"These comments suggest that, in their view, the development of the law so as to make an obligation of good faith implicit in the relationship between franchisor and franchisee (as in the case of partnerships and other joint venture agreements) is not desirable. Their Lordships proposed to express no concluded view on these comments and wish to reserve their opinion on the suggestion that the implication of an obligation of good faith and the relationship between franchisor and franchisee would be an undesirable development.”
In Australia there was a recent Court of Appeal decision, Esso Australia Resources Pty Limited v. Southern Pacific Petroleum NL, which stated that no general duty of good faith arises in commercial contracts and such a duty would only arise where it is necessary to protect a vulnerable party from exploitative conduct. However, the franchising relationship is different and, like New Zealand, the Australian Courts are ready to imply a duty of good faith and fair dealing.
New Zealand has a very close relationship with Australia. Many Australian franchise systems have come into New Zealand and New Zealand franchise systems are going to Australia. Unlike New Zealand, Australia has a mandatory disclosure regime. Currently, a foreign franchise company is allowed to appoint one master for the whole of Australia without having to publish a disclosure document and comply with the Australian Code of Conduct. However, the government will remove the current exemption later this year when the code is amended.
New Zealand Development
There is no present move by the New Zealand government to introduce franchising legislation so that makes New Zealand an attractive market for international franchisors. New Zealand encourages the entry of overseas systems whose master-franchise agreements or unit-franchise agreements will only require minor amendments. For example, the restraint of trade clause, legislation and the governing law clauses are typical examples of where changes will have to be made.
New Zealand will continue to be a robust and exciting market for franchising. Home services will keep expanding together with leisure franchises, especially those involving fitness. Food systems are always welcome together with anything different and New Zealanders love brands. With a robust and fair legal system with no franchising legislation, New Zealand is attractive and high standards are being maintained by the FANZ through its membership having to comply with the Code of Practice.

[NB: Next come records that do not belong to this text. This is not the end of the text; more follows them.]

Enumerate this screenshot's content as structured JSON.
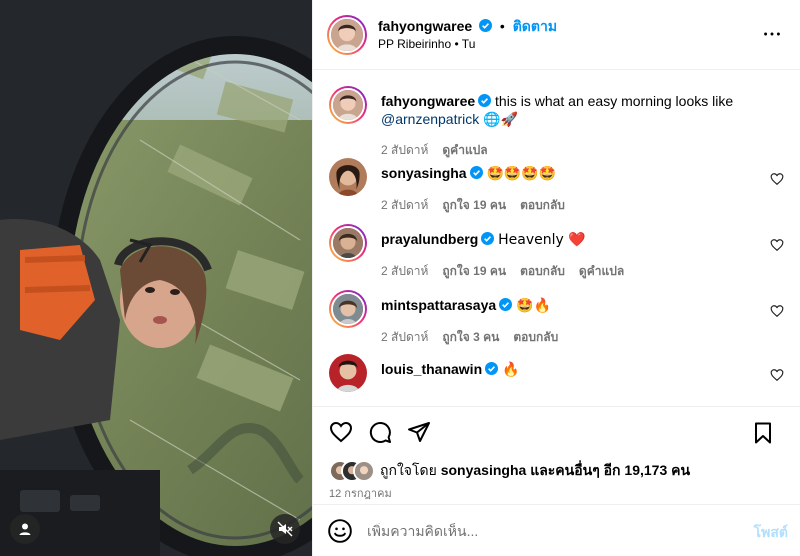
{
  "post": {
    "username": "fahyongwaree",
    "follow_label": "ติดตาม",
    "location": "PP Ribeirinho • Tu",
    "caption_text": "this is what an easy morning looks like",
    "caption_mention": "@arnzenpatrick",
    "caption_emoji": "🌐🚀",
    "caption_time": "2 สัปดาห์",
    "caption_translate": "ดูคำแปล"
  },
  "comments": [
    {
      "username": "sonyasingha",
      "text": "🤩🤩🤩🤩",
      "time": "2 สัปดาห์",
      "likes": "ถูกใจ 19 คน",
      "reply": "ตอบกลับ",
      "translate": ""
    },
    {
      "username": "prayalundberg",
      "text": "Heavenly ❤️",
      "time": "2 สัปดาห์",
      "likes": "ถูกใจ 19 คน",
      "reply": "ตอบกลับ",
      "translate": "ดูคำแปล"
    },
    {
      "username": "mintspattarasaya",
      "text": "🤩🔥",
      "time": "2 สัปดาห์",
      "likes": "ถูกใจ 3 คน",
      "reply": "ตอบกลับ",
      "translate": ""
    },
    {
      "username": "louis_thanawin",
      "text": "🔥",
      "time": "",
      "likes": "",
      "reply": "",
      "translate": ""
    }
  ],
  "likes": {
    "prefix": "ถูกใจโดย",
    "first_user": "sonyasingha",
    "suffix": "และคนอื่นๆ อีก 19,173 คน"
  },
  "date": "12 กรกฎาคม",
  "add_comment": {
    "placeholder": "เพิ่มความคิดเห็น...",
    "post_label": "โพสต์"
  },
  "icons": {
    "more": "more-horizontal-icon",
    "like": "heart-icon",
    "comment": "comment-bubble-icon",
    "share": "paper-plane-icon",
    "save": "bookmark-icon",
    "emoji": "smiley-icon",
    "mute": "speaker-muted-icon",
    "tag": "user-tag-icon",
    "verified": "verified-badge-icon"
  },
  "colors": {
    "accent": "#0095f6",
    "verified": "#0095f6",
    "muted_text": "#737373",
    "post_disabled": "#b2dffc",
    "border": "#efefef"
  }
}
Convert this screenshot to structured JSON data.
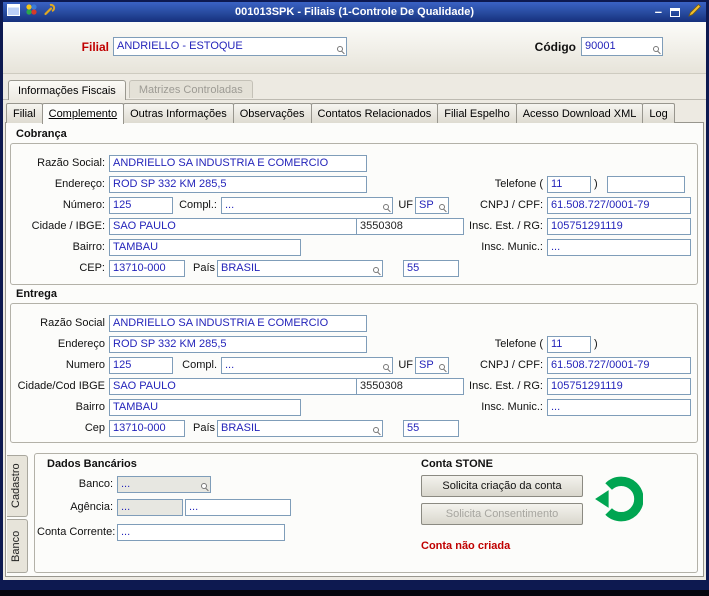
{
  "titlebar": {
    "title": "001013SPK - Filiais (1-Controle De Qualidade)",
    "minimize_glyph": "–"
  },
  "header": {
    "filial_label": "Filial",
    "filial_value": "ANDRIELLO - ESTOQUE",
    "codigo_label": "Código",
    "codigo_value": "90001"
  },
  "tabs1": [
    "Informações Fiscais",
    "Matrizes Controladas"
  ],
  "tabs2": [
    "Filial",
    "Complemento",
    "Outras Informações",
    "Observações",
    "Contatos Relacionados",
    "Filial Espelho",
    "Acesso Download XML",
    "Log"
  ],
  "cobranca": {
    "title": "Cobrança",
    "razao_label": "Razão Social:",
    "razao_value": "ANDRIELLO SA INDUSTRIA E COMERCIO",
    "endereco_label": "Endereço:",
    "endereco_value": "ROD SP 332 KM 285,5",
    "numero_label": "Número:",
    "numero_value": "125",
    "compl_label": "Compl.:",
    "compl_value": "...",
    "uf_label": "UF",
    "uf_value": "SP",
    "cidade_label": "Cidade / IBGE:",
    "cidade_value": "SAO PAULO",
    "ibge_value": "3550308",
    "bairro_label": "Bairro:",
    "bairro_value": "TAMBAU",
    "cep_label": "CEP:",
    "cep_value": "13710-000",
    "pais_label": "País",
    "pais_value": "BRASIL",
    "ddi_value": "55",
    "telefone_label": "Telefone (",
    "ddd_value": "11",
    "paren_close": ")",
    "telefone_value": "",
    "cnpj_label": "CNPJ / CPF:",
    "cnpj_value": "61.508.727/0001-79",
    "inscest_label": "Insc. Est. / RG:",
    "inscest_value": "105751291119",
    "inscmun_label": "Insc. Munic.:",
    "inscmun_value": "..."
  },
  "entrega": {
    "title": "Entrega",
    "razao_label": "Razão Social",
    "razao_value": "ANDRIELLO SA INDUSTRIA E COMERCIO",
    "endereco_label": "Endereço",
    "endereco_value": "ROD SP 332 KM 285,5",
    "numero_label": "Numero",
    "numero_value": "125",
    "compl_label": "Compl.",
    "compl_value": "...",
    "uf_label": "UF",
    "uf_value": "SP",
    "cidade_label": "Cidade/Cod IBGE",
    "cidade_value": "SAO PAULO",
    "ibge_value": "3550308",
    "bairro_label": "Bairro",
    "bairro_value": "TAMBAU",
    "cep_label": "Cep",
    "cep_value": "13710-000",
    "pais_label": "País",
    "pais_value": "BRASIL",
    "ddi_value": "55",
    "telefone_label": "Telefone (",
    "ddd_value": "11",
    "paren_close": ")",
    "cnpj_label": "CNPJ / CPF:",
    "cnpj_value": "61.508.727/0001-79",
    "inscest_label": "Insc. Est. / RG:",
    "inscest_value": "105751291119",
    "inscmun_label": "Insc. Munic.:",
    "inscmun_value": "..."
  },
  "bottom": {
    "vtab_cadastro": "Cadastro",
    "vtab_banco": "Banco",
    "dados_title": "Dados Bancários",
    "banco_label": "Banco:",
    "banco_value": "...",
    "agencia_label": "Agência:",
    "agencia_value": "...",
    "agencia_value2": "...",
    "conta_label": "Conta Corrente:",
    "conta_value": "...",
    "stone_title": "Conta STONE",
    "btn_solicita_criacao": "Solicita criação da conta",
    "btn_solicita_consentimento": "Solicita Consentimento",
    "status": "Conta não criada"
  },
  "colors": {
    "titlebar_blue": "#274a9e",
    "field_text_blue": "#2424ba",
    "filial_label_red": "#c00000",
    "status_red": "#c00000",
    "stone_green": "#00A551"
  },
  "icons": {
    "lookup": "magnifier",
    "edit": "pencil",
    "stone": "green-arc-triangle"
  }
}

Stewart Germann is a partner of the Stewart Germann Law Office. He can be reached at firstname.lastname@example.org.